The other point that the market is strongly suggesting to me is that this rally I expect may be the last hurrah in the bond market for many decades to come. So, for those that do not like to pick up relative pennies in the face of a steam-roller, this trade may not be for you. In fact, if the next rally is clearly corrective in nature, then I think it signals that the lows for rates has likely been seen for many years to come, and bonds will follow suit to the downside, as the rally will likely be capped out at only a few weeks.

Even though we have been extremely accurate in our market prognostications for years, I would like to take this opportunity to remind you that we provide our perspective by ranking probabilistic market movements based upon the structure of the market price action, which tracks market sentiment. And, if we maintain a certain primary perspective as to how the market will move next, and the market breaks that pattern, it clearly tells us that we were wrong in our initial assessment.
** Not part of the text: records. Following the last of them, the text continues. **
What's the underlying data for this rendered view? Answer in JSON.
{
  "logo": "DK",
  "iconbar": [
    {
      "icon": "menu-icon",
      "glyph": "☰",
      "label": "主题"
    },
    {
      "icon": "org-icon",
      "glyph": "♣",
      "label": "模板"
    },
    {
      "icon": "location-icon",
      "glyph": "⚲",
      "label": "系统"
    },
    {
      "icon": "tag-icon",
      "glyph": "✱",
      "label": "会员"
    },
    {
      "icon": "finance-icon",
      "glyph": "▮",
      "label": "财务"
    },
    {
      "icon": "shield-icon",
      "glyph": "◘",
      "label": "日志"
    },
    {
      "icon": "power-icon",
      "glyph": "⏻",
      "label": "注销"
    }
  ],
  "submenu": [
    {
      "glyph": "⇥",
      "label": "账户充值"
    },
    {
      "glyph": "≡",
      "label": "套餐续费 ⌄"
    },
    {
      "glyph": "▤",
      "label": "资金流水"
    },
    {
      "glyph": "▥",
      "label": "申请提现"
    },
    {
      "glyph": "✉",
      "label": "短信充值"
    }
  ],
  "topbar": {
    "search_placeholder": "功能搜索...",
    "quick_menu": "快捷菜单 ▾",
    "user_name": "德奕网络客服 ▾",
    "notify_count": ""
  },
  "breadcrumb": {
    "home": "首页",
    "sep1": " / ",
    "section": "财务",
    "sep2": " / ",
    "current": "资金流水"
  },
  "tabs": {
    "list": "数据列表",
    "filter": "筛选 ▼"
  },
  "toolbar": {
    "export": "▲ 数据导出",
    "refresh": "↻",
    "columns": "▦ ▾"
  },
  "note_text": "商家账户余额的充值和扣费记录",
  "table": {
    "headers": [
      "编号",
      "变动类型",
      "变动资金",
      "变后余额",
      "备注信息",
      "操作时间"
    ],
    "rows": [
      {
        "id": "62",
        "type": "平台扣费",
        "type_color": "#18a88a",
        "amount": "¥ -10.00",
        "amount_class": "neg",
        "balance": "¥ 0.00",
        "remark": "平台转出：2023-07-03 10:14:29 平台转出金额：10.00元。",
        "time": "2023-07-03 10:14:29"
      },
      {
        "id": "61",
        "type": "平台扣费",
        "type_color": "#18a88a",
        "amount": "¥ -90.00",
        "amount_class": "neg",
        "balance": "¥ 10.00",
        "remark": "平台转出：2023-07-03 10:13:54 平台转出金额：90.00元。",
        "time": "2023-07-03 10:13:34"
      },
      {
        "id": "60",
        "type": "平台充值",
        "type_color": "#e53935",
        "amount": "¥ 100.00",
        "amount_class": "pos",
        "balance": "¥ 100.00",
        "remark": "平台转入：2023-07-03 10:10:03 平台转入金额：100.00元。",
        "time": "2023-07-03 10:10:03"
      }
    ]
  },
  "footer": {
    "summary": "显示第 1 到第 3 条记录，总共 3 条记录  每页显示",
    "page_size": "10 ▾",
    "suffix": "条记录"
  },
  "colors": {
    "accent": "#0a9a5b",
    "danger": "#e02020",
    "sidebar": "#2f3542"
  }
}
But here is the most important part of the analysis: We also provide you with an alternative perspective at the same time we provide you with our primary expectation, and let you know when to adopt that alternative perspective before it happens.

As I have said many times before, this is no different than if an army general were to draw up his primary battle plans, and, at the same time, also draws up a contingency plan in the event that his initial battle plans do not work in his favor. It is simply the manner in which the general prepares for battle. We prepare for market battle in the same manner.

So, while I will never be able to tell you with certainty how the market will move in the coming weeks, months, and years, I present you with enough information to know where my primary perspective is wrong so that you can adjust in order to take account for the alternative situation. And, until such time that the market proves our primary perspective is wrong, we will continue to follow our primary perspective, which has been guiding us extraordinarily well for years.

By now, I hope you recognize the difference in our analysis approach, other than the accuracy thereof. We strive to view the market, and utilize our mathematically based methodology, in the most objective fashion as possible, no matter how crazy it may sound. Moreover, it provides us with objective levels for targets and invalidation. So, when we are wrong in the minority of circumstances, we are able to adjust our course rather quickly, rather than fighting the market like many others you may read. So, you will never hear from me that "the market got it wrong."

Disclaimer: The views expressed in this article are those of the author and may not reflect those of Kitco Metals Inc. The author has made every effort to ensure accuracy of information provided; however, neither Kitco Metals Inc. nor the author can guarantee such accuracy. This article is strictly for informational purposes only. It is not a solicitation to make any exchange in commodities, securities or other financial instruments. Kitco Metals Inc. and the author of this article do not accept culpability for losses and/ or damages arising from the use of this publication.